(Stored items from a collection)
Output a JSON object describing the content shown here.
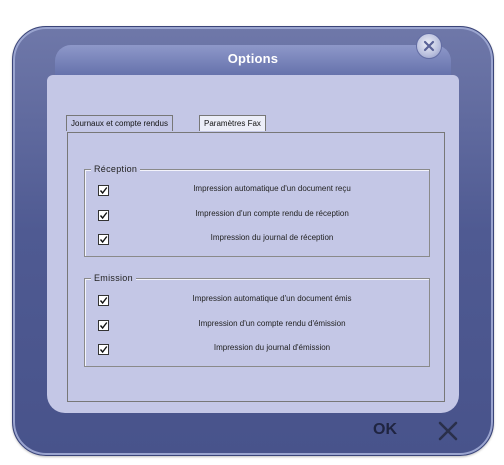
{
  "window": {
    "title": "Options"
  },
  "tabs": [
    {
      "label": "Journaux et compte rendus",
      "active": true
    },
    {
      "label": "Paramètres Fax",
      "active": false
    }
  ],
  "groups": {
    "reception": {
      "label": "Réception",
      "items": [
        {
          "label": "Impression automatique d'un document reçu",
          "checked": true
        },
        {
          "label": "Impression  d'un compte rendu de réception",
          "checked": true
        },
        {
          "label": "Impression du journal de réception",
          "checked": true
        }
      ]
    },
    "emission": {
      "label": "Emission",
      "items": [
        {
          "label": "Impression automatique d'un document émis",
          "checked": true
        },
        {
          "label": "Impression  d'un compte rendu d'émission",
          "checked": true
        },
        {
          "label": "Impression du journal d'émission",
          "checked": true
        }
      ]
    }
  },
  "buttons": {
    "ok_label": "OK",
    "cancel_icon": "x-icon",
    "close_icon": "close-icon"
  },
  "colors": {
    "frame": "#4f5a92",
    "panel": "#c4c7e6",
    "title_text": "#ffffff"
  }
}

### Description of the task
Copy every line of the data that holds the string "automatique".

### Result below
          "label": "Impression automatique d'un document reçu",
          "label": "Impression automatique d'un document émis",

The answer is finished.